» What to produce
All of the data below is to be copied again without changes.

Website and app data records
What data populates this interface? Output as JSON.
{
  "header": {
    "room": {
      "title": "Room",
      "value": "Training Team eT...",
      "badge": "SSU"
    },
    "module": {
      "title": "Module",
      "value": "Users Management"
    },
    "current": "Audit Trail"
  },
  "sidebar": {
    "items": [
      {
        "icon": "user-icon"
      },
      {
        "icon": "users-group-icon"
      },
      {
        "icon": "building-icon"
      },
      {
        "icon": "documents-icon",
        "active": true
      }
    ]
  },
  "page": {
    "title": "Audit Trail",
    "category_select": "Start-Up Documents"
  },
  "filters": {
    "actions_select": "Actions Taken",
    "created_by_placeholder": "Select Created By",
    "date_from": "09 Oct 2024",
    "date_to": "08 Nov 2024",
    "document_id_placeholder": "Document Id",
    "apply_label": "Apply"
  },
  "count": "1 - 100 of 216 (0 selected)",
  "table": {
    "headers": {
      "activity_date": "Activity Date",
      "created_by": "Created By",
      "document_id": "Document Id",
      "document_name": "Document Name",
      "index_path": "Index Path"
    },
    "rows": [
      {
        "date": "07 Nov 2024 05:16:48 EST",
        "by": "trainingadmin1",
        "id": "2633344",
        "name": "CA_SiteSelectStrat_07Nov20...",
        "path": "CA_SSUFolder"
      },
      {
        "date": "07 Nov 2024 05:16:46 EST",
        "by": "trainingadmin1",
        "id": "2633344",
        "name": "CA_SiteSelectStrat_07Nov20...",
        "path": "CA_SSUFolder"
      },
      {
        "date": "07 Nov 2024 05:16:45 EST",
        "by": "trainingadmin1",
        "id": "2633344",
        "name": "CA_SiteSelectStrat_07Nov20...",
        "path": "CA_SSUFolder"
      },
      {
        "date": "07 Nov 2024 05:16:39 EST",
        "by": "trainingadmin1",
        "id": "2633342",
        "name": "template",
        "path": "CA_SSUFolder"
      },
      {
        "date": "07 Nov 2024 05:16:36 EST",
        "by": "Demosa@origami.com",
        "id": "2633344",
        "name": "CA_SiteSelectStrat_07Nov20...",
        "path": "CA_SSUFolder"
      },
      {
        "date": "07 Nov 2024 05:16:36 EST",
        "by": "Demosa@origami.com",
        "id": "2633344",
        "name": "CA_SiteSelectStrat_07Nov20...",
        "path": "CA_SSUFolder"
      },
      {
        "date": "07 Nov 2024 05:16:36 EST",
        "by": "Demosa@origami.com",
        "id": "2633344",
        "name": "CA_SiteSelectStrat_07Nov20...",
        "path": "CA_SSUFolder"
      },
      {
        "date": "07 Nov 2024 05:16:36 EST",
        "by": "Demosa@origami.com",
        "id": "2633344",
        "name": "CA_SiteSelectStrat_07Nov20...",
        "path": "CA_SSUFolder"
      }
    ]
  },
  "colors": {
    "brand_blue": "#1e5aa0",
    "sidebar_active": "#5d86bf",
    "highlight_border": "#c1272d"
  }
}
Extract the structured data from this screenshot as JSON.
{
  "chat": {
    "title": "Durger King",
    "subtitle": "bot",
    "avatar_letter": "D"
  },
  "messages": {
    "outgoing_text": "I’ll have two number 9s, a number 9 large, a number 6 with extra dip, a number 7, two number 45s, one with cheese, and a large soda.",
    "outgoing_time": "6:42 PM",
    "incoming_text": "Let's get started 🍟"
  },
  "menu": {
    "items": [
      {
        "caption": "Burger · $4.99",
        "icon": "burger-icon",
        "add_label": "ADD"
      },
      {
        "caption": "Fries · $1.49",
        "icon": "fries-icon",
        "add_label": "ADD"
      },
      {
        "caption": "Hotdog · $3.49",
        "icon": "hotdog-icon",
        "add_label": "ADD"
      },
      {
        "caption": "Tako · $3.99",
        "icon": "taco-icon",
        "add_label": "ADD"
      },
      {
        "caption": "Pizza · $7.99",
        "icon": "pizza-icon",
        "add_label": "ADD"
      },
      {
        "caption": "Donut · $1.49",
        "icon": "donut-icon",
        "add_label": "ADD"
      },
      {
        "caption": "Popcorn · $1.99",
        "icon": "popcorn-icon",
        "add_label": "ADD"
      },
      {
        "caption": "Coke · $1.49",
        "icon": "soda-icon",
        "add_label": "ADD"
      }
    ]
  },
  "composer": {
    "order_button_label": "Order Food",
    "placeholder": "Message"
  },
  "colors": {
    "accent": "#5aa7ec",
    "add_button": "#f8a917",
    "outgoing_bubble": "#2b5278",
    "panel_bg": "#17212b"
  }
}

» Answer box
What data populates this interface? Output as JSON.
{
  "header": {
    "room": {
      "title": "Room",
      "value": "Training Team eT...",
      "badge": "SSU"
    },
    "module": {
      "title": "Module",
      "value": "Users Management"
    },
    "current": "Audit Trail"
  },
  "sidebar": {
    "items": [
      {
        "icon": "user-icon"
      },
      {
        "icon": "users-group-icon"
      },
      {
        "icon": "building-icon"
      },
      {
        "icon": "documents-icon",
        "active": true
      }
    ]
  },
  "page": {
    "title": "Audit Trail",
    "category_select": "Start-Up Documents"
  },
  "filters": {
    "actions_select": "Actions Taken",
    "created_by_placeholder": "Select Created By",
    "date_from": "09 Oct 2024",
    "date_to": "08 Nov 2024",
    "document_id_placeholder": "Document Id",
    "apply_label": "Apply"
  },
  "count": "1 - 100 of 216 (0 selected)",
  "table": {
    "headers": {
      "activity_date": "Activity Date",
      "created_by": "Created By",
      "document_id": "Document Id",
      "document_name": "Document Name",
      "index_path": "Index Path"
    },
    "rows": [
      {
        "date": "07 Nov 2024 05:16:48 EST",
        "by": "trainingadmin1",
        "id": "2633344",
        "name": "CA_SiteSelectStrat_07Nov20...",
        "path": "CA_SSUFolder"
      },
      {
        "date": "07 Nov 2024 05:16:46 EST",
        "by": "trainingadmin1",
        "id": "2633344",
        "name": "CA_SiteSelectStrat_07Nov20...",
        "path": "CA_SSUFolder"
      },
      {
        "date": "07 Nov 2024 05:16:45 EST",
        "by": "trainingadmin1",
        "id": "2633344",
        "name": "CA_SiteSelectStrat_07Nov20...",
        "path": "CA_SSUFolder"
      },
      {
        "date": "07 Nov 2024 05:16:39 EST",
        "by": "trainingadmin1",
        "id": "2633342",
        "name": "template",
        "path": "CA_SSUFolder"
      },
      {
        "date": "07 Nov 2024 05:16:36 EST",
        "by": "Demosa@origami.com",
        "id": "2633344",
        "name": "CA_SiteSelectStrat_07Nov20...",
        "path": "CA_SSUFolder"
      },
      {
        "date": "07 Nov 2024 05:16:36 EST",
        "by": "Demosa@origami.com",
        "id": "2633344",
        "name": "CA_SiteSelectStrat_07Nov20...",
        "path": "CA_SSUFolder"
      },
      {
        "date": "07 Nov 2024 05:16:36 EST",
        "by": "Demosa@origami.com",
        "id": "2633344",
        "name": "CA_SiteSelectStrat_07Nov20...",
        "path": "CA_SSUFolder"
      },
      {
        "date": "07 Nov 2024 05:16:36 EST",
        "by": "Demosa@origami.com",
        "id": "2633344",
        "name": "CA_SiteSelectStrat_07Nov20...",
        "path": "CA_SSUFolder"
      }
    ]
  },
  "colors": {
    "brand_blue": "#1e5aa0",
    "sidebar_active": "#5d86bf",
    "highlight_border": "#c1272d"
  }
}
Extract the structured data from this screenshot as JSON.
{
  "chat": {
    "title": "Durger King",
    "subtitle": "bot",
    "avatar_letter": "D"
  },
  "messages": {
    "outgoing_text": "I’ll have two number 9s, a number 9 large, a number 6 with extra dip, a number 7, two number 45s, one with cheese, and a large soda.",
    "outgoing_time": "6:42 PM",
    "incoming_text": "Let's get started 🍟"
  },
  "menu": {
    "items": [
      {
        "caption": "Burger · $4.99",
        "icon": "burger-icon",
        "add_label": "ADD"
      },
      {
        "caption": "Fries · $1.49",
        "icon": "fries-icon",
        "add_label": "ADD"
      },
      {
        "caption": "Hotdog · $3.49",
        "icon": "hotdog-icon",
        "add_label": "ADD"
      },
      {
        "caption": "Tako · $3.99",
        "icon": "taco-icon",
        "add_label": "ADD"
      },
      {
        "caption": "Pizza · $7.99",
        "icon": "pizza-icon",
        "add_label": "ADD"
      },
      {
        "caption": "Donut · $1.49",
        "icon": "donut-icon",
        "add_label": "ADD"
      },
      {
        "caption": "Popcorn · $1.99",
        "icon": "popcorn-icon",
        "add_label": "ADD"
      },
      {
        "caption": "Coke · $1.49",
        "icon": "soda-icon",
        "add_label": "ADD"
      }
    ]
  },
  "composer": {
    "order_button_label": "Order Food",
    "placeholder": "Message"
  },
  "colors": {
    "accent": "#5aa7ec",
    "add_button": "#f8a917",
    "outgoing_bubble": "#2b5278",
    "panel_bg": "#17212b"
  }
}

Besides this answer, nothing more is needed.